# [Given entries]
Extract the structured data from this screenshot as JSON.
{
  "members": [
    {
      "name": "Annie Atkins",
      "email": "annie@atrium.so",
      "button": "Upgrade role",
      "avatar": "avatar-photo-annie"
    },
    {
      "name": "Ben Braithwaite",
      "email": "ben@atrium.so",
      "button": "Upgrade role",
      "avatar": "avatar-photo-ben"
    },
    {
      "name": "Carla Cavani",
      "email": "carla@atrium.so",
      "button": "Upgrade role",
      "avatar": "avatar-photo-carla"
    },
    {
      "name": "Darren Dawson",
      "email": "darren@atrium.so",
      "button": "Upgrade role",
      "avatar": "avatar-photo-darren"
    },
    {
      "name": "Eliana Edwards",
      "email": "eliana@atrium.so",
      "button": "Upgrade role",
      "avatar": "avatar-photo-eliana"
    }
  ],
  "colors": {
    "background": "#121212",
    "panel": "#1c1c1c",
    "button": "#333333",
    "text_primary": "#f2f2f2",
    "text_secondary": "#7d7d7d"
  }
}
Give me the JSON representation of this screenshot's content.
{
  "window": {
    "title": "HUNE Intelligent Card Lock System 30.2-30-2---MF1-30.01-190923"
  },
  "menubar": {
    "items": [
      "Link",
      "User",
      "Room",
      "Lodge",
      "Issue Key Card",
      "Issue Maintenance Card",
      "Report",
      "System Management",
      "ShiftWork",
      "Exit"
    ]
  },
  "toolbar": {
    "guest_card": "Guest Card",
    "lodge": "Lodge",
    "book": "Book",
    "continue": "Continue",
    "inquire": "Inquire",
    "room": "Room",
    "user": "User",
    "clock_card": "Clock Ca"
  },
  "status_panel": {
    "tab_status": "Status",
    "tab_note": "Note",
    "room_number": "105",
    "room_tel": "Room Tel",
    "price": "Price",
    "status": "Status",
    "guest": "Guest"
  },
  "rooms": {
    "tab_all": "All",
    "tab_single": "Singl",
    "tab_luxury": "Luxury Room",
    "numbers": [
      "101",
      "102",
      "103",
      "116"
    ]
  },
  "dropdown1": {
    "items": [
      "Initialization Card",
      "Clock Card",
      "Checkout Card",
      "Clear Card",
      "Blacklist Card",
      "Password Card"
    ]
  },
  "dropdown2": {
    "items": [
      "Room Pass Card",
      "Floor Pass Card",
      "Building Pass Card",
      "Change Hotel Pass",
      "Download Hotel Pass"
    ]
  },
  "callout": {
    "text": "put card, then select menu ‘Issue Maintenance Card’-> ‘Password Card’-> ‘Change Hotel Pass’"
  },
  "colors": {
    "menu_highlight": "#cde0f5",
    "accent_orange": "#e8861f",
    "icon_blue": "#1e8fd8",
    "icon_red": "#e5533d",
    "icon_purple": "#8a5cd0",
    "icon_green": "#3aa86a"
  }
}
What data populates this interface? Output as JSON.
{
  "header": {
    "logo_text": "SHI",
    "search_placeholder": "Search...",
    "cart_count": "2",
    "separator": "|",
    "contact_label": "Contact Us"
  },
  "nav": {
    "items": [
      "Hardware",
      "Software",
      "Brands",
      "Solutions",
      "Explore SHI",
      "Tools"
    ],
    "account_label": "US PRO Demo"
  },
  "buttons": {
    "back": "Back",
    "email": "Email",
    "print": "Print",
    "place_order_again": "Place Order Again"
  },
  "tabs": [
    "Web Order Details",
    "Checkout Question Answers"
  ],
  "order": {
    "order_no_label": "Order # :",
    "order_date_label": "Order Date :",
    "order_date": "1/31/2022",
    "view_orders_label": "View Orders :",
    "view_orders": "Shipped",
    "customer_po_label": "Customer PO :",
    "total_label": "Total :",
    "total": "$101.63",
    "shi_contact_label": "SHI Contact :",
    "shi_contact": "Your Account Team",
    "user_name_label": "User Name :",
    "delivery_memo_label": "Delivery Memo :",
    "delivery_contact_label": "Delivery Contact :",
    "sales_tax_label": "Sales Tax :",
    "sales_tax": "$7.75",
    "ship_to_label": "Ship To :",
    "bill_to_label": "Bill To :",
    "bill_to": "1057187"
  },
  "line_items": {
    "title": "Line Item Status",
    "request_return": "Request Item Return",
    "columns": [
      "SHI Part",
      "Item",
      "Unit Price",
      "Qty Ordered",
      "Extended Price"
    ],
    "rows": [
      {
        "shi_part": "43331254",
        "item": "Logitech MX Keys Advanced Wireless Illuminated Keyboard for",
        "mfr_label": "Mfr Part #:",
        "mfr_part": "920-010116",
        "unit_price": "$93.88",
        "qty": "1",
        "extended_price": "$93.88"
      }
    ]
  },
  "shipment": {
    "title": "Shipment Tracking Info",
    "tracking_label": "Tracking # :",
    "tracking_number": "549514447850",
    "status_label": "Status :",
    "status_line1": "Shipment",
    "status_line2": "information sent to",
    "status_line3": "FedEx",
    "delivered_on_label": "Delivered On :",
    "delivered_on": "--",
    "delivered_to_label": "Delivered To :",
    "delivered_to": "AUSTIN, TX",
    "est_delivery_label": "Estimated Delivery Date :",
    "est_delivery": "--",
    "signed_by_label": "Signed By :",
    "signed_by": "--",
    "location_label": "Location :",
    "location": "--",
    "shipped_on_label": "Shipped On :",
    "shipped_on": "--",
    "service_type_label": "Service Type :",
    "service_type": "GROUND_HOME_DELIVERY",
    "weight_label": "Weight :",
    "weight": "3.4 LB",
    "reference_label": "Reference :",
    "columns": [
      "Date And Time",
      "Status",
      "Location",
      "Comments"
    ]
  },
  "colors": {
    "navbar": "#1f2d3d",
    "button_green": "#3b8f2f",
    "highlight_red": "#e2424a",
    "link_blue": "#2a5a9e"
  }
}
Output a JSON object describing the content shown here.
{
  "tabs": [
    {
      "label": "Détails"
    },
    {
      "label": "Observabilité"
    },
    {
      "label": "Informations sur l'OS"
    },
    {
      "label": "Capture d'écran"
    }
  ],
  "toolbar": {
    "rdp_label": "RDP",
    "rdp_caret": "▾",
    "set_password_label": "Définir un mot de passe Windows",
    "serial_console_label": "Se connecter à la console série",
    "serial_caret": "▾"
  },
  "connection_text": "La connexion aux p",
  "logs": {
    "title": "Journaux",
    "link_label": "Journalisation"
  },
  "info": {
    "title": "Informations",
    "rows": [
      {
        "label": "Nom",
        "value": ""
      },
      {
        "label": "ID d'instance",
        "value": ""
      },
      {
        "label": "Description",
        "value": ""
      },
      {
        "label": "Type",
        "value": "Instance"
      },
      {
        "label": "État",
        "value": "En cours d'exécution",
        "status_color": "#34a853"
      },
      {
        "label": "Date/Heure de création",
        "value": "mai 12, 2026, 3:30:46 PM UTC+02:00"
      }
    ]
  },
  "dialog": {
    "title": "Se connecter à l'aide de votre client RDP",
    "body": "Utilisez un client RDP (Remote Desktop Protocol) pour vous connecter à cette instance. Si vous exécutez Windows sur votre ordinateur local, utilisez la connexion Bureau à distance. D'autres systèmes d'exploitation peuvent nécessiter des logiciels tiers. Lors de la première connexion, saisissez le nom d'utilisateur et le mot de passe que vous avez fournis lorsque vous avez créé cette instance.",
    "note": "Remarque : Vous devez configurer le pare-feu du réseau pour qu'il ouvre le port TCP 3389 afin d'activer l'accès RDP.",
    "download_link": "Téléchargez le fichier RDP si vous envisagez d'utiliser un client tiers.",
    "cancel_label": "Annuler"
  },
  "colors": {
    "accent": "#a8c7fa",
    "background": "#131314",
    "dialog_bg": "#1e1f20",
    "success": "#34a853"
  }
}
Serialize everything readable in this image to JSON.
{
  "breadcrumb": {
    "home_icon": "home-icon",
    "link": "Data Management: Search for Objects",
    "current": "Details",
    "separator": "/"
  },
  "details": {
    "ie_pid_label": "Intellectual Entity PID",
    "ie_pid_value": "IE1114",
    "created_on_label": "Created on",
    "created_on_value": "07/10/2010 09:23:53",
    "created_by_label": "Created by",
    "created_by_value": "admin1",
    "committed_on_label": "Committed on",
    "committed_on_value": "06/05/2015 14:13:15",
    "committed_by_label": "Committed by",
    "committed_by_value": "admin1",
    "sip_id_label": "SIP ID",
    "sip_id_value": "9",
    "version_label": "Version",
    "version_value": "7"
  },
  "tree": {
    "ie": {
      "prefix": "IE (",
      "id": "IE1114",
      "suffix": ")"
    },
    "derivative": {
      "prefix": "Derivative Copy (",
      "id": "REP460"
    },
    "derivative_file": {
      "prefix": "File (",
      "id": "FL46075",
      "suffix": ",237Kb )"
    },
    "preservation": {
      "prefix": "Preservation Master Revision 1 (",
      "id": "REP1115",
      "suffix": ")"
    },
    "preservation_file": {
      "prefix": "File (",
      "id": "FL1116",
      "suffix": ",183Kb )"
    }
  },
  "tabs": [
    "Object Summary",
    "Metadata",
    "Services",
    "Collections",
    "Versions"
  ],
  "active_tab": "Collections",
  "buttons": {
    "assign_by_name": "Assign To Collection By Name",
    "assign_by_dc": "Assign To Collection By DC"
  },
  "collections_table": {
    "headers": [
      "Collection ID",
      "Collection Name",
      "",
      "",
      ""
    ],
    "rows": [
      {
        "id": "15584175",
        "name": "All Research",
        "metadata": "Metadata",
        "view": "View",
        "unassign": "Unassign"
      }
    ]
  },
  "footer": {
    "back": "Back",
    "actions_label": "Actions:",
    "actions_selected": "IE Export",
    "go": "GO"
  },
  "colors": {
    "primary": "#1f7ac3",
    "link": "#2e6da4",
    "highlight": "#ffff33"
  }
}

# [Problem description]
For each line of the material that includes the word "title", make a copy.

# [Result for this exercise]
    "title": "HUNE Intelligent Card Lock System 30.2-30-2---MF1-30.01-190923"
    "title": "Line Item Status",
    "title": "Shipment Tracking Info",
    "title": "Journaux",
    "title": "Informations",
    "title": "Se connecter à l'aide de votre client RDP",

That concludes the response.